When a species is proposed for listing as endangered or threatened under the Endangered Species Act (ESA), we identify specific areas that are essential to its conservation. These are the species’ critical habitat. 

Critical habitat is a tool that supports the continued conservation of imperiled species by guiding cooperation within the federal government. Designations affect only federal agency actions or federally funded or permitted activities.

For private landowners and citizens

Critical habitat designations do not affect activities by private landowners if there is no federal “nexus”— that is, no federal funding or permits are required to carry out the activity.

Identifying critical habitat informs landowners and the public which specific areas are important to a species’ conservation and recovery. It also raises awareness of the habitat needs of imperiled species and focuses efforts of our conservation partners.

Designation of critical habitat does not:

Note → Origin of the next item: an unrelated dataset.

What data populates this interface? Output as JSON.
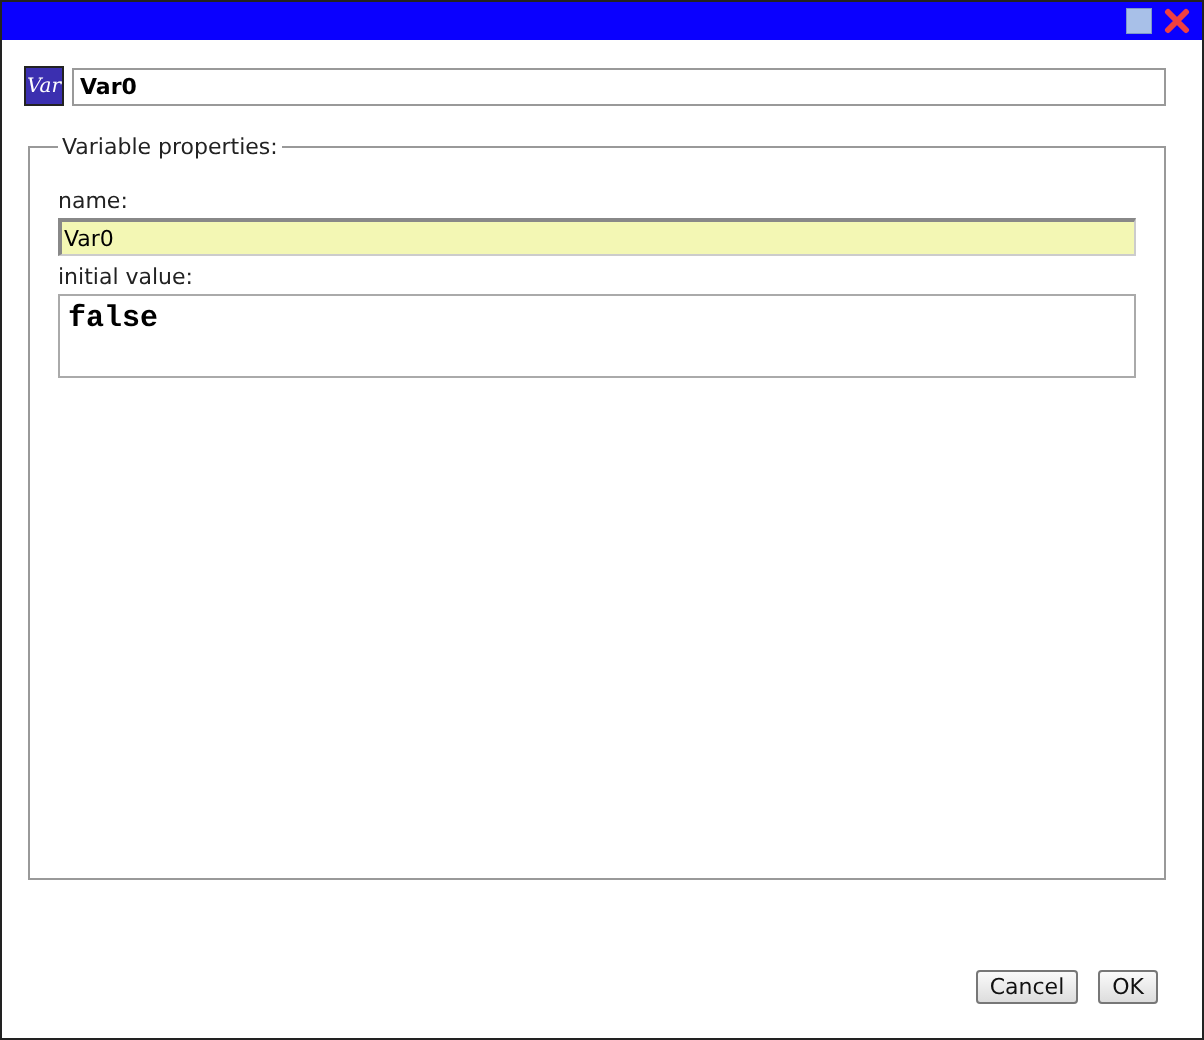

  • Affect land ownership
  • Allow the government to take or manage private property
  • Establish a refuge, reserve, preserve, or other conservation area conservation area
    A conservation area or wildlife management area is a type of national wildlife refuge that consists primarily or entirely of conservation easements on private lands. These conservation easements support private landowner efforts to protect important habitat for fish and wildlife. There are 13 conservation areas and nine wildlife management areas in the National Wildlife Refuge System.

    Learn more about conservation area
  • Allow government or public access to private land

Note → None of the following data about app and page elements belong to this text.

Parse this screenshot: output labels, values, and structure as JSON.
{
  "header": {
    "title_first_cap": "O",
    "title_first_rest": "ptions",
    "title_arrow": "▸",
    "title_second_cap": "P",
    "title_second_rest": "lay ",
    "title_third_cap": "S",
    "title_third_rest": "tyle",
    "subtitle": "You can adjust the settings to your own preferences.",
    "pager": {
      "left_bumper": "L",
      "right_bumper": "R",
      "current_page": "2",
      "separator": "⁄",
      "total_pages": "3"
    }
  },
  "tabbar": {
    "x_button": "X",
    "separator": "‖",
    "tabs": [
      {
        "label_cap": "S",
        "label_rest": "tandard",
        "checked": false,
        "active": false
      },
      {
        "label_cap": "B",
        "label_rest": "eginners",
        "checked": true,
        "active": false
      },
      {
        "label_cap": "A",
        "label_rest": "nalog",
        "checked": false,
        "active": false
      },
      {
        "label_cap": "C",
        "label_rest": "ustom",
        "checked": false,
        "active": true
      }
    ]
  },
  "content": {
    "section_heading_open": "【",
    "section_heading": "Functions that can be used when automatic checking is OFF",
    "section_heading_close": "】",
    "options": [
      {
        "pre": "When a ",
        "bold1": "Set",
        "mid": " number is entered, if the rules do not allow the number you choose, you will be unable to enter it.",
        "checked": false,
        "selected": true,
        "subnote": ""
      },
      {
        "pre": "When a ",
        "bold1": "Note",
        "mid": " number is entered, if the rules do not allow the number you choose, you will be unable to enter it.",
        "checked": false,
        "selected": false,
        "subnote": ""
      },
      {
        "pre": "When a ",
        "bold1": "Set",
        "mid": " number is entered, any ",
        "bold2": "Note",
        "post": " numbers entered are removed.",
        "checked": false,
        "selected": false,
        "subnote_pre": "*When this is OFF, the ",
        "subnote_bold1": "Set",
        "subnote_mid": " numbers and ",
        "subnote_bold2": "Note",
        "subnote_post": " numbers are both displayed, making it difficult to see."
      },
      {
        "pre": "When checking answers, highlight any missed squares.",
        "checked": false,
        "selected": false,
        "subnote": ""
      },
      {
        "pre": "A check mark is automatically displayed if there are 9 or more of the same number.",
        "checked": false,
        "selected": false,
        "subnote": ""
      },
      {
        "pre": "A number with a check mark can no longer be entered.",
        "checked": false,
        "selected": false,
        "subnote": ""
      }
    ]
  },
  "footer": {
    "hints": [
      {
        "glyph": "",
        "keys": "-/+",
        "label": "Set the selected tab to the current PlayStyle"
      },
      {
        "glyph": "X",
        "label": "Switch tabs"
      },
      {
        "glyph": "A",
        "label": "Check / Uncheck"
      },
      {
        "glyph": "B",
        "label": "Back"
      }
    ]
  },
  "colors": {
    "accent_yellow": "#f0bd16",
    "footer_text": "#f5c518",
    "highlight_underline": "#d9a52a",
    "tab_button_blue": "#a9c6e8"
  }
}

For federal agencies

Under section 7 of the ESA, all federal agencies are required to use their authorities to help conserve imperiled species. The ESA helps to ensure that the Federal government does not contribute to the decline of endangered and threatened species or their potential for recovery.

Federal agencies are prohibited from destroying or adversely modifying designated critical habitat. This means they must consult with the Service about actions that they carry out, fund, or authorize to ensure that they will not destroy or adversely modify critical habitat.

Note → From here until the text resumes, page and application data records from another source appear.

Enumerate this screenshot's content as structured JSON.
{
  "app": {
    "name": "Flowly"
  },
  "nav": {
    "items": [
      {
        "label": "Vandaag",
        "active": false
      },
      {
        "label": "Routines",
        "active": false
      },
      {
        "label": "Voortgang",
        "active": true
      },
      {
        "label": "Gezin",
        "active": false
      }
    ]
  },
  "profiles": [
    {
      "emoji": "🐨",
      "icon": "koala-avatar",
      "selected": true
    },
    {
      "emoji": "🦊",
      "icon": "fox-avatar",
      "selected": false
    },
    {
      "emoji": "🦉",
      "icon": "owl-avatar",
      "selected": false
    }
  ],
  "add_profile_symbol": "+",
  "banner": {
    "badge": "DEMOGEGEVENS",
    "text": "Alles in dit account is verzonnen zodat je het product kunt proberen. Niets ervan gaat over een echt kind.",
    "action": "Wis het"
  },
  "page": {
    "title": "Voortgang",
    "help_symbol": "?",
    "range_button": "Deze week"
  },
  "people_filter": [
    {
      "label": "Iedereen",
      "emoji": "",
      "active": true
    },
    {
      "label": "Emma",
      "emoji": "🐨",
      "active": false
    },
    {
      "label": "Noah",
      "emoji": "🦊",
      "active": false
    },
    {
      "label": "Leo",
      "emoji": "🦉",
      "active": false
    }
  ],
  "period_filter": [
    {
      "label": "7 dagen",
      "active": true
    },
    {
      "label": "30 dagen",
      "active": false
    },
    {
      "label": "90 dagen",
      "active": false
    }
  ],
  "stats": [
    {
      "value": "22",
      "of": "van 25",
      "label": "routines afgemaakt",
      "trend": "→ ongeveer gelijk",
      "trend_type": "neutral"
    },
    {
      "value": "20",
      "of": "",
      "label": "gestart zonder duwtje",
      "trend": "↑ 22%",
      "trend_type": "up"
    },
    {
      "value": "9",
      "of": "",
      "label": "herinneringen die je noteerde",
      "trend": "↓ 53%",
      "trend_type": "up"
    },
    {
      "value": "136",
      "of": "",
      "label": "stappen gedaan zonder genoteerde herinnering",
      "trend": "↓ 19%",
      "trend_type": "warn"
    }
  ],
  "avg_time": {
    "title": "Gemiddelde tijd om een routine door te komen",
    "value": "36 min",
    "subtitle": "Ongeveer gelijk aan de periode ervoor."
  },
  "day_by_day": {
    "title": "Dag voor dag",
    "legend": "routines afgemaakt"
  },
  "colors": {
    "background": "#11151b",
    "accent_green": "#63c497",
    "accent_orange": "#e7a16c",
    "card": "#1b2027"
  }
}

Even when there is no critical habitat designation, federal agencies are required fulfill their conservation responsibilities by consulting with the Service if their actions “may affect” listed species.

Critical habitat and land development

Critical habitat does not prevent all development or other activities that occur in a designated area.

Only activities that involve a federal permit, license, or funding, and are likely to destroy or adversely modify critical habitat will be affected. If this is the case, the Service works with the agency and landowners to amend the project to enable it to proceed without adversely affecting critical habitat. Most federal projects are likely to go forward, but some may be modified to minimize harm.

Determining Critical Habitat

When determining critical habitat, we first evaluate areas currently occupied by the species and consider what physical and biological features a species needs for life processes and successful reproduction. These features include:

  • Space for individual and overall population growth, and for normal behavior
  • Cover or shelter
  • Food, water, air, light, minerals, or other nutritional or physiological requirements
  • Sites for breeding and rearing offspring, germination, or seed dispersal
  • Habitats that are protected from disturbances or are representative of the historical geographical and ecological distributions of the species

We only consider designating unoccupied areas as critical habitat when the amount of occupied areas would not be enough to ensure conservation of the species. For an unoccupied area to be designated as critical habitat, we must determine that there is a reasonable certainty that the area will contribute to the conservation of the species and that the area contains one or more of the physical or biological features essential to the conservation of the species.

Designating critical habitat

First, we propose designation of critical habitat for a species in the Federal Register with a request for public comments. We may modify a proposal as a result of information provided in those comments.

We may propose to designate critical habitat for a species at the same time that we propose to list the species, or we can address a species’ critical habitat after a species has been listed.

We base our final designation of critical habitat on the best scientific data available, after taking into consideration the probable economic and other impacts of the designation. After reviewing the comments, the Service responds to them and publishes a rule, including final boundaries, in the Federal Register.

Critical habitat exclusions

An area may be excluded from critical habitat designation based on economic, national security, or other relevant impacts. In some cases, we may determine that the benefits of excluding it outweigh the benefits of including it.

We can also make a determination not to designate critical habitat when a designation would likely increase the threat of collection, vandalism, or incidental habitat degradation by curiosity seekers. Such is the case with the rock gnome lichen, a plant found at just 35 sites in the southern Appalachian Mountains.

See a list of species with critical habitat.

Access an online mapping application that displays designated spatial information for selected critical habitat.


Critical Habitat Fact Sheet

This document provides answers to some of the most frequently asked questions about critical habitat for species listed as endangered or threatened under the Endangered Species Act.


Close up of a California condor. Its pink featherless head contrasts with its black feathers.
We provide national leadership in the recovery and conservation of our nation's imperiled plant and animal species, working with experts in the scientific community to identify species on the verge of extinction and to build the road to recovery to bring them back. We work with a range of public...
A duck flies over a tundra pond.
We use the best scientific information available to determine whether to add a species to (list) or remove from (delist) the federal lists of endangered and threatened wildlife and plants. We also determine whether already listed species should be reclassified from threatened to endangered (uplist...